By Clyde Russell
LAUNCESTON, Australia, June 21 (Reuters) - India’s coal imports are in a declining trend, but the energy value is dropping at a far slower pace than the physical volumes as the South Asian nation switches to higher quality fuel.
This is likely as important a trend as the drop in imports as it indicates that major supplier Indonesia is in danger of surrendering more of the Indian market to rivals such as South Africa, Colombia and Russia.
It also shows that India’s thermal coal importers are taking the view that it’s better to pay more for higher grade cargoes than to merely take the cheapest on offer, which shows a rising sophistication in how they are adapting their fuel mixes.

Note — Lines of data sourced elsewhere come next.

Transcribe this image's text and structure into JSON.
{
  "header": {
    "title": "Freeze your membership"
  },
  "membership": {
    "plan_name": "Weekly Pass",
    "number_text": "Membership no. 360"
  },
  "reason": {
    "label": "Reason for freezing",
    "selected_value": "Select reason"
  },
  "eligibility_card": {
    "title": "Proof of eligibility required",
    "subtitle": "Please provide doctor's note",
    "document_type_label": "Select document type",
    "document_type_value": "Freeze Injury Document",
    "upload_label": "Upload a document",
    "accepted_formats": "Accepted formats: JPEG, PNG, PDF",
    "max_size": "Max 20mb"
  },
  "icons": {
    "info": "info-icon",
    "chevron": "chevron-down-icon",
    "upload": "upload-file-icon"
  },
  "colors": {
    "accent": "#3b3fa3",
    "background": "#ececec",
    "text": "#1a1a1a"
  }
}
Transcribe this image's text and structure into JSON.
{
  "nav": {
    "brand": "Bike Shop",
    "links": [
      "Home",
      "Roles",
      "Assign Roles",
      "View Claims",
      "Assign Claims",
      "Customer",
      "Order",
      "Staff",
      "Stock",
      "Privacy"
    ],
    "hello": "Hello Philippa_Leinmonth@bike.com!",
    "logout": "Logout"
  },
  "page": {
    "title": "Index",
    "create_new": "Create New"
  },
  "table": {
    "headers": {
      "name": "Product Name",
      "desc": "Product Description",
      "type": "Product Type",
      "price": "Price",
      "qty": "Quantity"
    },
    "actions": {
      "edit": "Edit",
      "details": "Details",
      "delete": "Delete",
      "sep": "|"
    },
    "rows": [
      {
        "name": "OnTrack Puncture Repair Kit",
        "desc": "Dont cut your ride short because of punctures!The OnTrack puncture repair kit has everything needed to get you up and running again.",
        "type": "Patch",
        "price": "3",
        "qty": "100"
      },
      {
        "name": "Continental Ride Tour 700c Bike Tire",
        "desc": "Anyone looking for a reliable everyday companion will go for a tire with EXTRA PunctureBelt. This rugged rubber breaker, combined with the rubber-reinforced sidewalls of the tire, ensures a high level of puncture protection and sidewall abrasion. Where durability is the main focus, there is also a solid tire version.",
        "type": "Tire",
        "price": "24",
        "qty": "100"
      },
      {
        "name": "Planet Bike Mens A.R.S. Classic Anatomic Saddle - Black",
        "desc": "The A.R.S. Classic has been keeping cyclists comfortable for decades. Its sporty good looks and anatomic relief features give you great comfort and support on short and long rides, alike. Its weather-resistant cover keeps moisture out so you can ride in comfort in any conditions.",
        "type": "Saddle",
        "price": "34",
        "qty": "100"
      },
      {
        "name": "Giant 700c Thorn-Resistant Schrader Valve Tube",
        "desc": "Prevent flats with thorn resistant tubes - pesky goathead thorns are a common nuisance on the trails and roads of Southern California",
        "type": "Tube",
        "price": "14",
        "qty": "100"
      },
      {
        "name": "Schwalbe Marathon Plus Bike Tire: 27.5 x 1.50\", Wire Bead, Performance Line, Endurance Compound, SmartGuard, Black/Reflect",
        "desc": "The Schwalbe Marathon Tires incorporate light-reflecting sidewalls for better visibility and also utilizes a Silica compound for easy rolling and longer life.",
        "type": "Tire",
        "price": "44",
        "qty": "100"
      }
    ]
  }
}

And thirdly, given the Indian government’s stated aim of cutting thermal coal imports to zero over the next few years, importing lower volumes of better quality coal may go some way to placate the authorities.
Fabio Gabrieli, director of commodity strategy at Mercuria, told the recent Coaltrans Asia conference on the Indonesian island of Bali that the key development for India’s coal market was how the calorific value of coal imports wasn’t dropping nearly as fast as the actual tonnage.
The argument is borne out by the data and by making certain assumptions about the energy, or calorific, value of coal from various countries.
The exact energy value of India’s coal imports isn’t available, but Thomson Reuters Commodity Research and Forecasts provide a detailed breakdown of shipments by country of origin.
For the first five months of 2016, India’s coal imports were 82.57 million tonnes, a drop of 5.4 percent over the same period last year, according to vessel-tracking data compiled by Thomson Reuters.
Breaking the data down shows that while Indonesia remained the top supplier, with 36.72 million tonnes, this was down almost 20 percent from the 46.9 million tonnes shipped in the first five months of 2015.
South Africa was the relative winner, with India importing 16.58 million tonnes in the first five months, a gain of almost 26 percent over the same period last year.
Other winners included Russia, which exported 1.8 million tonnes to India over the period versus 1.45 million a year ago, and Colombia with 981,000 tonnes compared with just 46,000 shipped in the same period in 2015.
Imports from Australia in the first five months were 18.74 million tonnes, a smidgeon higher than the 18.53 million in the comparable period.
However, cargoes from Australia are mainly coking coal used for steel-making, rather than the thermal coal for power-generation supplied by other countries, so I will exclude it from the calculations on energy values.
Indonesian thermal coal is generally of lower quality and for the purposes of the calculations I have assumed a calorific value of 4,500 kilocalories per kilogram (kcal/kg), which is most likely on the generous side as traders say most cargoes sent from the Southeast Asian nation to India are of even lower quality than this.
South African coal is assumed to have an energy value of 6,000 kcal/kg, as is that from Colombia, while Russian coal is put at 5,600 kcal/kg.
On that basis, the energy value of India’s imports from those four nations in the January-to-May period is 5.9 percent below what it was for the same period in 2015.
However, the physical volume of coal from the four is 9 percent lower, meaning the decline in tonnes was far more pronounced than the drop in energy value.
Once trends start, they often prove hard to stop, and it’s easy to find reasons why India’s coal imports will continue to decline in volumes but switch to higher quality fuels.
It was reported on June 17 by industry website miningweekly.com that India’s coal ministry has directed government owned and operated thermal power producers to stop all imports as there was now a surplus of fuel available from state miner Coal India.
While directives like this may not be fully implemented and don’t apply to private power producers, they are ongoing proof of official antagonism toward coal imports.
This means it’s likely that coal importers will continue to try and maximise their bang for their bucks and seek more higher grade coal even as they aim to reduce volumes. (Editing by Himani Sarkar)